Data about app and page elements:
Content starts

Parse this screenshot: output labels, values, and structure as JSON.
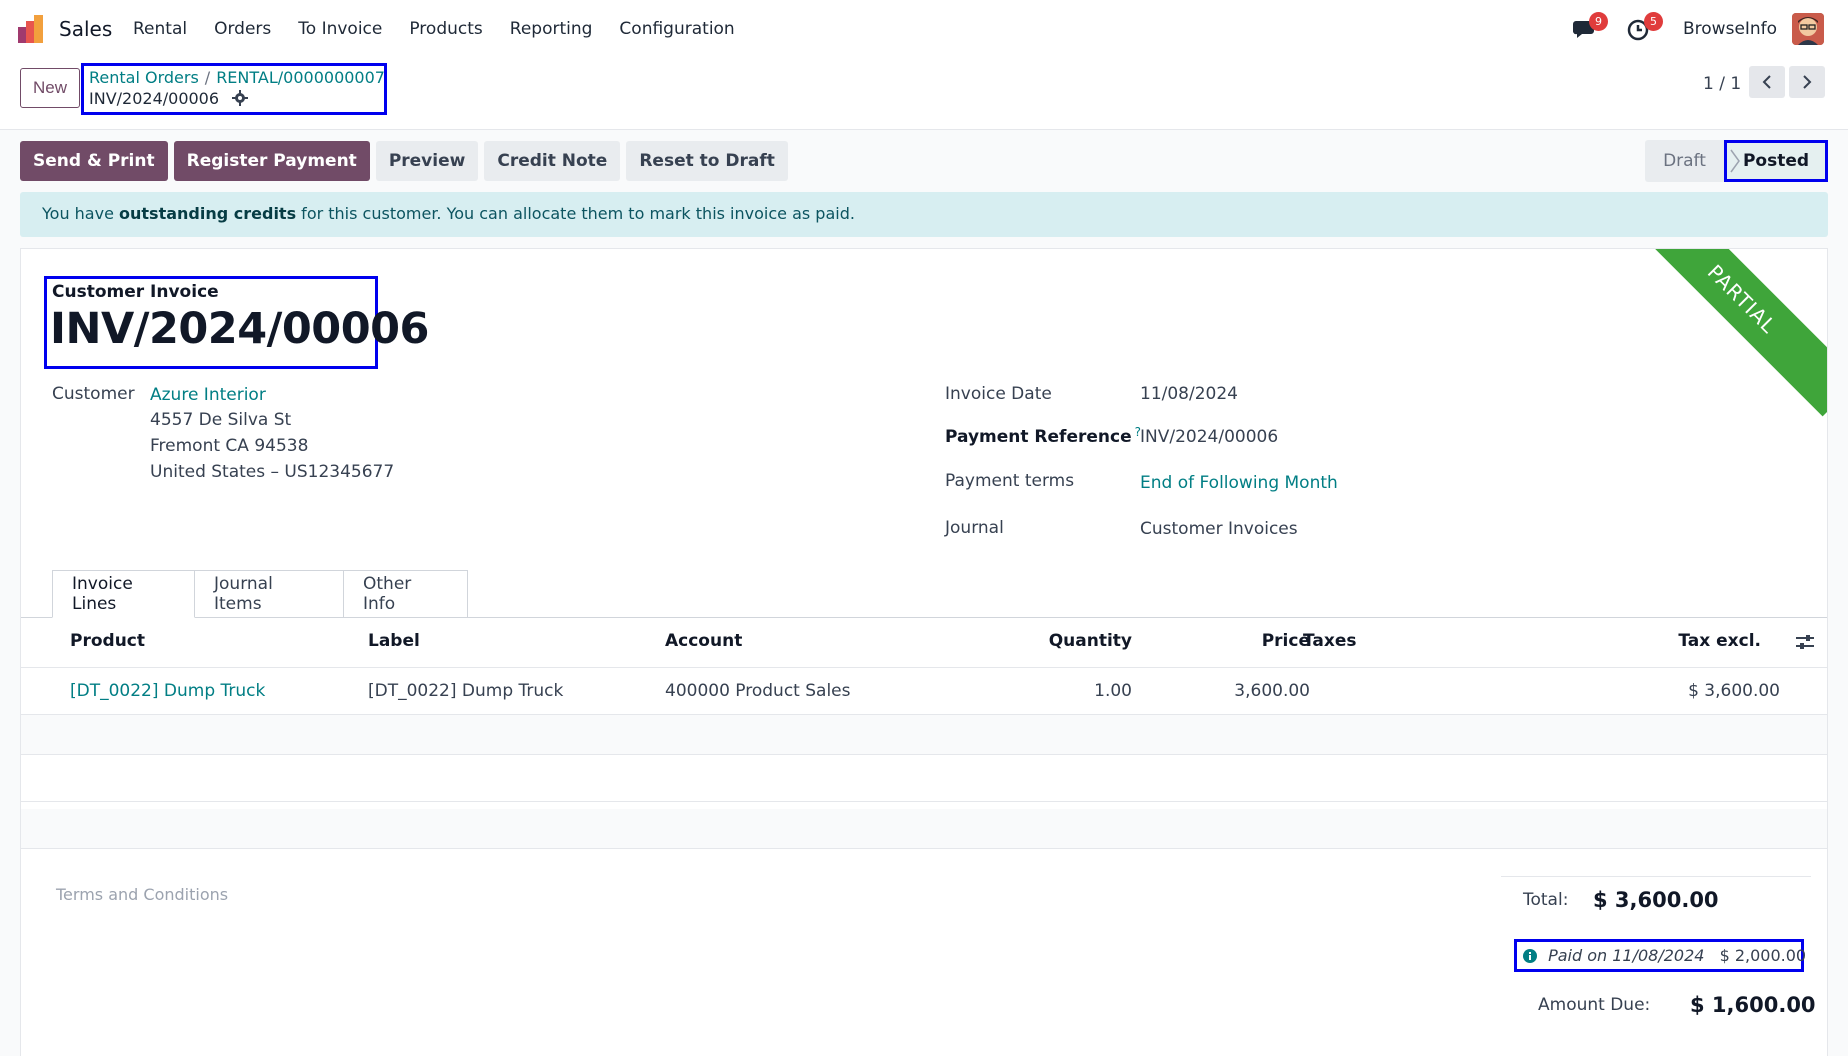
{
  "nav": {
    "app_name": "Sales",
    "menu": [
      "Rental",
      "Orders",
      "To Invoice",
      "Products",
      "Reporting",
      "Configuration"
    ],
    "messages_count": "9",
    "activities_count": "5",
    "company": "BrowseInfo"
  },
  "control_panel": {
    "new_label": "New",
    "breadcrumb": [
      "Rental Orders",
      "RENTAL/0000000007"
    ],
    "current": "INV/2024/00006",
    "pager": "1 / 1"
  },
  "actions": {
    "send_print": "Send & Print",
    "register_payment": "Register Payment",
    "preview": "Preview",
    "credit_note": "Credit Note",
    "reset_to_draft": "Reset to Draft"
  },
  "status": {
    "draft": "Draft",
    "posted": "Posted"
  },
  "alert": {
    "prefix": "You have ",
    "bold": "outstanding credits",
    "suffix": " for this customer. You can allocate them to mark this invoice as paid."
  },
  "ribbon": "PARTIAL",
  "invoice": {
    "type_label": "Customer Invoice",
    "number": "INV/2024/00006",
    "customer_label": "Customer",
    "customer_name": "Azure Interior",
    "address": [
      "4557 De Silva St",
      "Fremont CA 94538",
      "United States – US12345677"
    ],
    "invoice_date_label": "Invoice Date",
    "invoice_date": "11/08/2024",
    "payment_ref_label": "Payment Reference",
    "payment_ref_help": "?",
    "payment_ref": "INV/2024/00006",
    "payment_terms_label": "Payment terms",
    "payment_terms": "End of Following Month",
    "journal_label": "Journal",
    "journal": "Customer Invoices"
  },
  "tabs": [
    "Invoice Lines",
    "Journal Items",
    "Other Info"
  ],
  "table": {
    "headers": [
      "Product",
      "Label",
      "Account",
      "Quantity",
      "Price",
      "Taxes",
      "Tax excl."
    ],
    "rows": [
      {
        "product": "[DT_0022] Dump Truck",
        "label": "[DT_0022] Dump Truck",
        "account": "400000 Product Sales",
        "quantity": "1.00",
        "price": "3,600.00",
        "taxes": "",
        "subtotal": "$ 3,600.00"
      }
    ]
  },
  "footer": {
    "terms_placeholder": "Terms and Conditions",
    "total_label": "Total:",
    "total": "$ 3,600.00",
    "paid_text": "Paid on 11/08/2024",
    "paid_amount": "$ 2,000.00",
    "amount_due_label": "Amount Due:",
    "amount_due": "$ 1,600.00"
  },
  "colors": {
    "primary": "#714b67",
    "link": "#017e84",
    "ribbon": "#3fa53a",
    "alert_bg": "#d7eef1",
    "highlight_border": "#0000ee"
  }
}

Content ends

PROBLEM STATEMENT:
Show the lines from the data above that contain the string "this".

ANSWER SPACE:
Parse this screenshot: output labels, values, and structure as JSON.
    "suffix": " for this customer. You can allocate them to mark this invoice as paid."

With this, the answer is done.